Tesla Motors has unveiled a concept of its mass market Model 3 car, which it hopes will usher in the electric vehicle revolution.
The Tesla Model 3, expected to reach the market at the end of 2017, will sell from £24,000, which is less than a half of the price of the cheapest version of Tesla’s flagship Model S.
Essentially a downsized and simplified version of Model S, Model 3 will offer a driving range of 350 km and acceleration from 0 to 100km/h in about six seconds.
Tesla Motor’s CEO Elon Musk unveiled the concept car during an event in Hawthorne, California, at the headquarters of another of his companies, SpaceX.
Reservations for Model 3 began on 31 March and Tesla said more than 130,000 pre-orders were received during the first hours.
The grill-less sedan showcased during the event will compete with similarly priced luxury combustion engine powered vehicles such as Audi A4 and BMW 3-Series, as well as the upcoming electric Chevrolet Bolt EV from General Motors.
The car, which features a panoramic glass roof and a simple interior, represents the third step in Musk’s strategy to help bring in the era of sustainable electric mobility. Tesla, which hopes to reach production levels of 500,000 cars per year by 2020, entered the market in 2008 with the Tesla Roadster. The £86,950 sports car’s purpose was to prove that electric cars can be fast and cool. It was followed by the now flagship £55,000 Model S demonstrating the practicality of electric vehicles. With Model 3, Tesla finally hopes to hit the mass market and address the not so incredibly well-off drivers.
Tesla says its current manufacturing facility in Fremont, Califorina (previously owned by GM and Toyota), can support the envisioned production levels. The major drawback will be the amount of lithium-ion batteries required. The firm is already working on solving this challenge with its Gigafactory currently under construction in Nevada. The facility, Musk foresees, will produce more lithium-ion batteries than all the other world’s lithium-ion battery factories combined. This massive scale of production will enable Tesla to cut the cost of its battery packs by 30 per cent.
Tesla and other manufacturers of affordable electric cars may, however, face further hindrances as lower petrol prices affect interest in electric vehicles. According to data from the Electric Drive Transportation Association, sales of all-electric and hybrid vehicles went down by nearly 9 per cent in the first two months of 2016. That's fewer hybrid and battery electric vehicles sold in two months than Ford sold of its F-series large pickup trucks in February alone.
This is bad news for Tesla, which has been losing money ever since its conception. Tesla said in February it expected to start making profits this month.
Ahead of the unveiling, the firm’s shares jumped up to $230 per share, recovering from a major drop to as low as $141.05 in February.
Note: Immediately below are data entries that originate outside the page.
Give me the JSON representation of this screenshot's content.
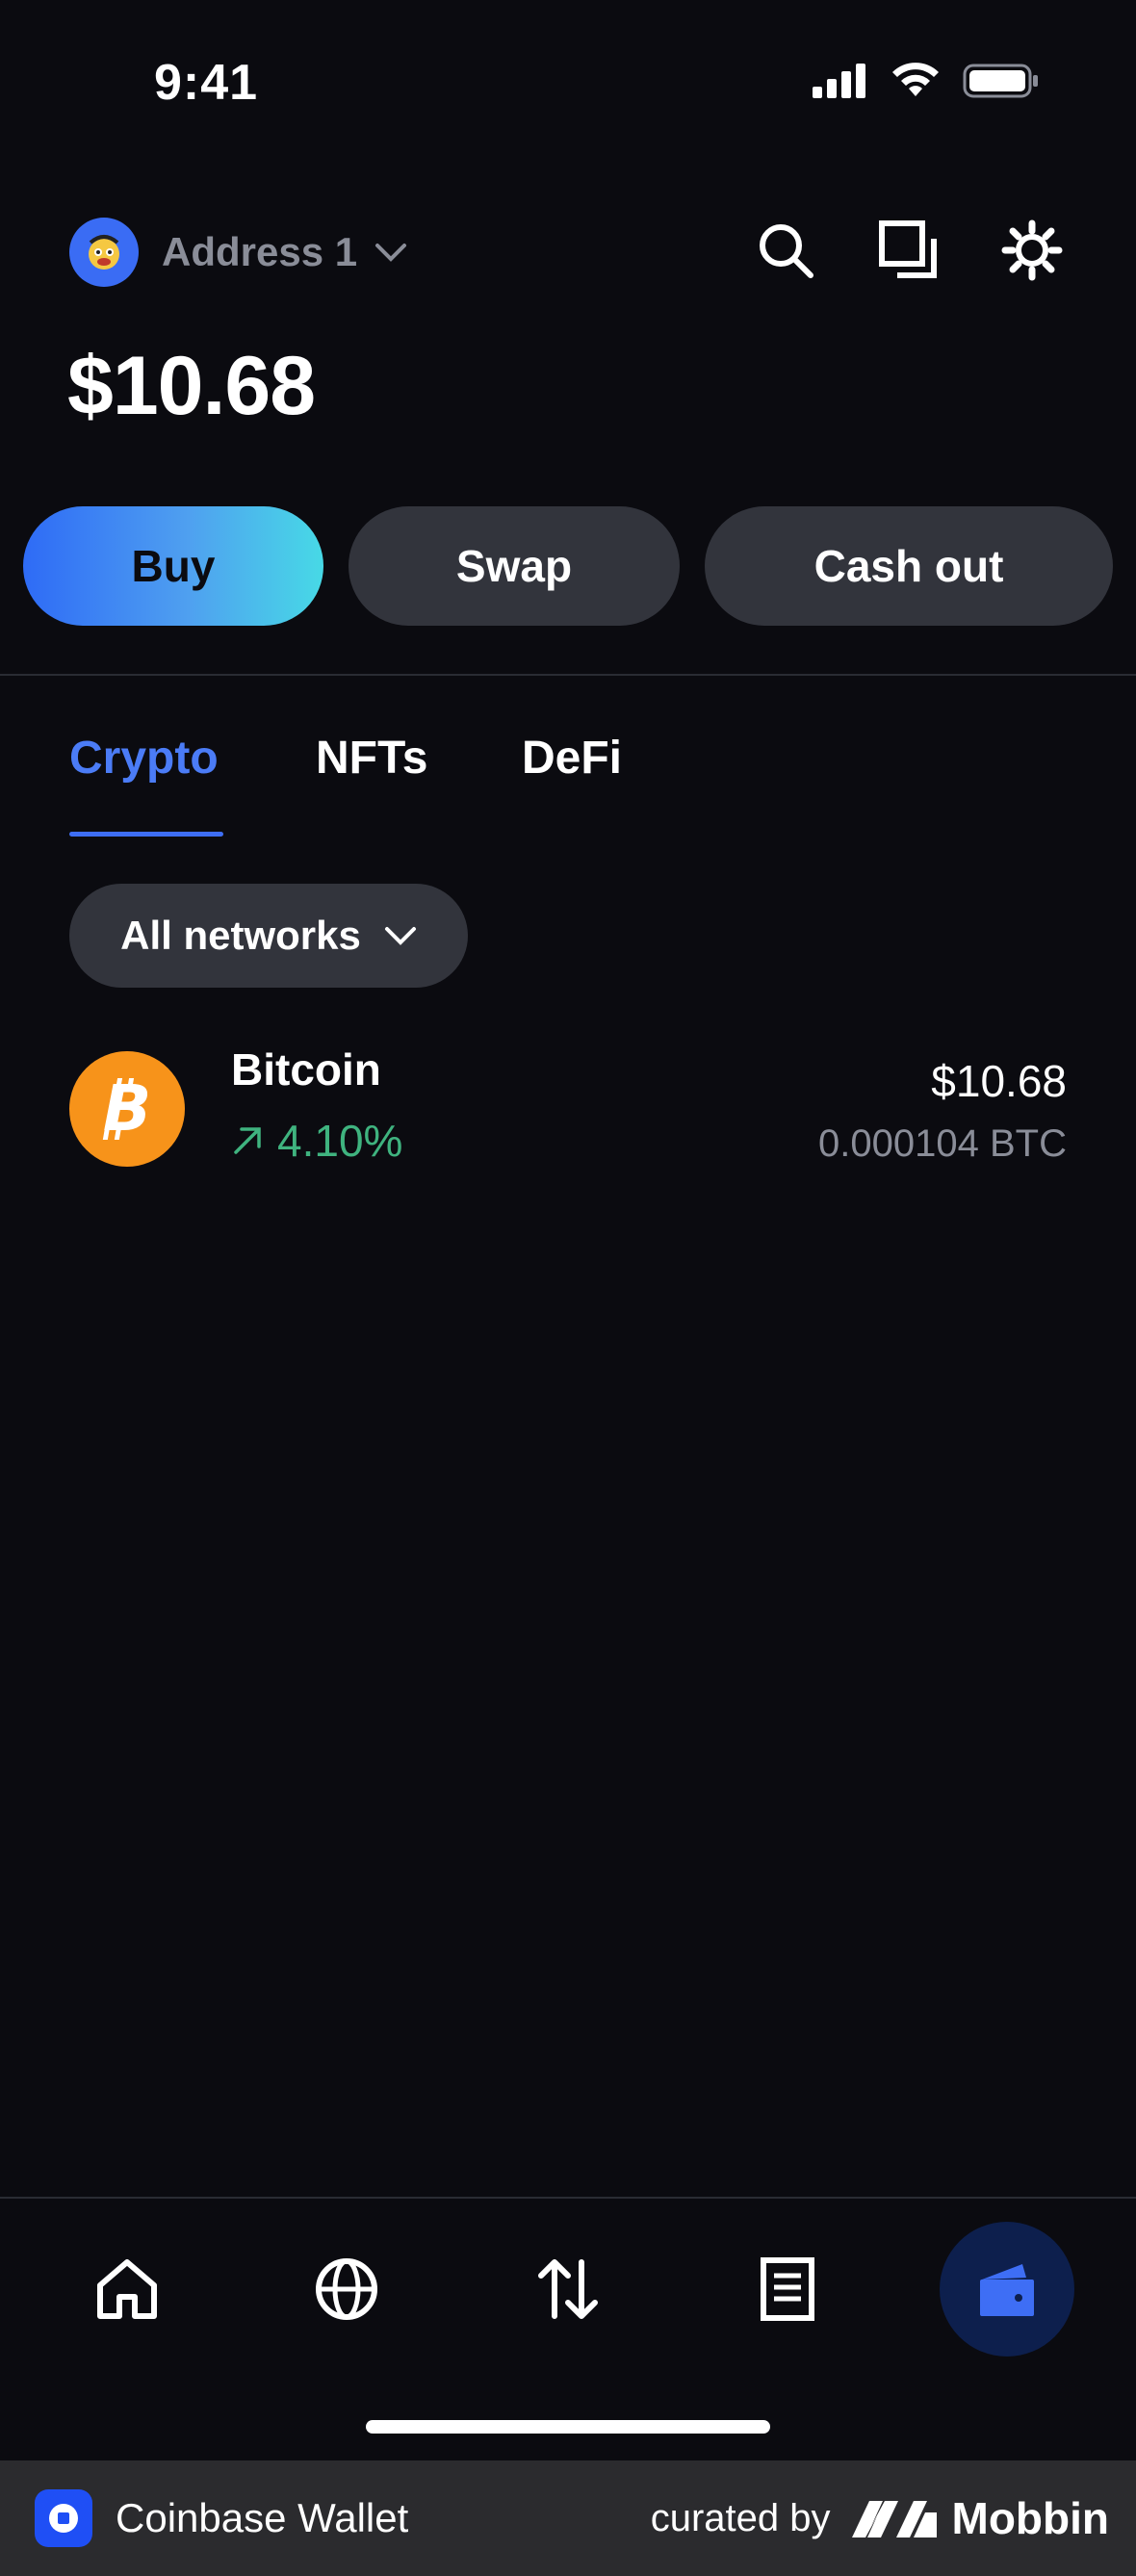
{
  "status_bar": {
    "time": "9:41"
  },
  "header": {
    "address_label": "Address 1",
    "balance": "$10.68"
  },
  "actions": {
    "buy": "Buy",
    "swap": "Swap",
    "cash_out": "Cash out"
  },
  "tabs": [
    {
      "label": "Crypto",
      "active": true
    },
    {
      "label": "NFTs",
      "active": false
    },
    {
      "label": "DeFi",
      "active": false
    }
  ],
  "filter": {
    "label": "All networks"
  },
  "assets": [
    {
      "name": "Bitcoin",
      "change": "4.10%",
      "value": "$10.68",
      "amount": "0.000104 BTC",
      "icon": "bitcoin-icon"
    }
  ],
  "bottom_nav": [
    {
      "icon": "home-icon",
      "active": false
    },
    {
      "icon": "globe-icon",
      "active": false
    },
    {
      "icon": "transfer-arrows-icon",
      "active": false
    },
    {
      "icon": "document-icon",
      "active": false
    },
    {
      "icon": "wallet-icon",
      "active": true
    }
  ],
  "footer": {
    "app_name": "Coinbase Wallet",
    "curated_by": "curated by",
    "brand": "Mobbin"
  },
  "colors": {
    "background": "#0b0b10",
    "accent": "#3e6ef5",
    "positive": "#3fb37f",
    "bitcoin": "#f7931a",
    "button": "#32343c"
  }
}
"It [Model 3] is important to the industry because it will signal whether or not Tesla Motors is a major threat to the status quo or just another wannabe car company with a fleeting chance for long-term success," said Jack Nerad, analyst from Kelley Blue Book.
Tesla, however, already has a solid fan base. Ahead of the Thursday launch, fans could be seen camping in front of Tesla stores in California to put deposits on the anticipated vehicle.
GM is on track to beat Tesla to the market with its Chevrolet Bolt electric car, which GM says will launch later this year, offering about 320 km/h of electric driving range and a starting price of around £24,000.
A new generation of Nissan Motor’s Leaf electric car is also expected to offer more driving range at a similar price.